According to the Consumer Finance Protection Bureau, “if your purchase contract is contingent on a satisfactory inspection, you have the right to cancel the sale without penalty if you are not satisfied with the results of the inspection.”
What Happens at a Real Estate Closing?
The closing process, or settlement, is the final step in buying a home. Closing is when you and all other parties in the mortgage loan transaction — real estate agents, attorneys, your title insurance company — sign the necessary documents to close the deal. At that time, you become legally responsible for the mortgage loan. For this reason, it’s important to carefully read and understand your loan documents. Make sure the loan agreement outlines the terms and conditions you agreed upon, and don’t sign any documents that contain errors or that you don’t understand.
How Soon Can You Move In after You Buy a House?
In some cases, possession of the property passes to the buyer at closing. In other instances, you may agree to give the seller a number of days after closing to vacate the property. The exact details should be outlined in the purchase contract between buyer and seller.
What Documents Should I Keep?
Keep all legal documents from the beginning of your home buying experience through to the end. The title company is required by law to keep copies of closing documents, but it is best that you have your own set.
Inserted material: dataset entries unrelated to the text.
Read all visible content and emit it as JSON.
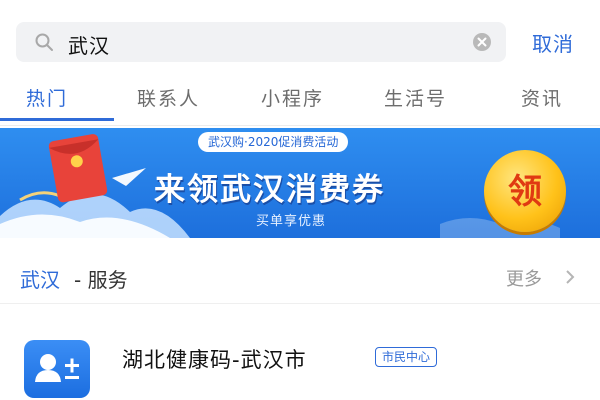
{
  "search": {
    "query": "武汉",
    "cancel_label": "取消"
  },
  "tabs": [
    {
      "label": "热门",
      "active": true
    },
    {
      "label": "联系人",
      "active": false
    },
    {
      "label": "小程序",
      "active": false
    },
    {
      "label": "生活号",
      "active": false
    },
    {
      "label": "资讯",
      "active": false
    }
  ],
  "banner": {
    "badge": "武汉购·2020促消费活动",
    "title": "来领武汉消费券",
    "subtitle": "买单享优惠",
    "coin_text": "领"
  },
  "section": {
    "city": "武汉",
    "label": "- 服务",
    "more_label": "更多"
  },
  "services": [
    {
      "title": "湖北健康码-武汉市",
      "tag": "市民中心",
      "icon": "person-plus-icon"
    }
  ],
  "colors": {
    "accent": "#2f6bd8",
    "banner_blue": "#1d6fdc",
    "coin_yellow": "#ffc21a",
    "coin_text_red": "#e03a12"
  }
}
These are your records should any lingering issues arise after the sale.
Specifically, keep the following documents:
- The buyer’s agreement you have with the real estate agent who helped you find and buy your home.
- The sales contract plus all addendums.
- The mortgage company’s appraisal, a copy of the inspection report and a copy of the seller’s disclosure of the property’s condition. The seller’s disclosure is important in the event the seller did not reveal a condition that later becomes a problem for which you can hold them legally accountable.
- The closing disclosure that the title escrow company is required to give you three business days before closing.
- The deed, the owner’s title policy and the survey.
- The home warranty, your homeowners insurance policy and any supplemental policies, such as flood insurance.
- Keep receipts for home improvements indefinitely to establish your tax basis in the house should you sell or the house passes to your heirs.
Besides keeping hard copies, scan and keep digital copies of all these records.
What Service Contracts and Warranties Do I Need?
When you buy a newly built home, the builder covers all repairs the first year. The warranty steps down to cover only major components in the second year, then fewer components through some end point, such as 10 years after purchase.
If you buy an existing home or own one for which no warranty is still in effect, you can purchase a third-party home warranty. A basic one costs $300 to $600, depending on the type of home (single family, condo, etc.) and what repairs the warranty covers. Sellers often provide a one-year home warranty that buyers can later pay to extend. Warranty claims may be denied if you or the previous owner neglected routine maintenance, or if the broken component is beyond the coverage of a basic plan.
The advantage to a home warranty is that the plan’s cost may be small compared to the cost of replacing or repairing something like an HVAC system. On the other hand, you might make years of warranty payments before something breaks, during which time you could have saved the same amount of money to pay for the repairs yourself. Additionally, you must use the warranty company’s contractor and the replacement equipment he offers when you file a claim. You’ll have little room for choices.
Do you still have questions about the home buying process? Are you looking for a trusted and knowledgeable agent to help you find your perfect home? Then contact aDoor Real Estate today!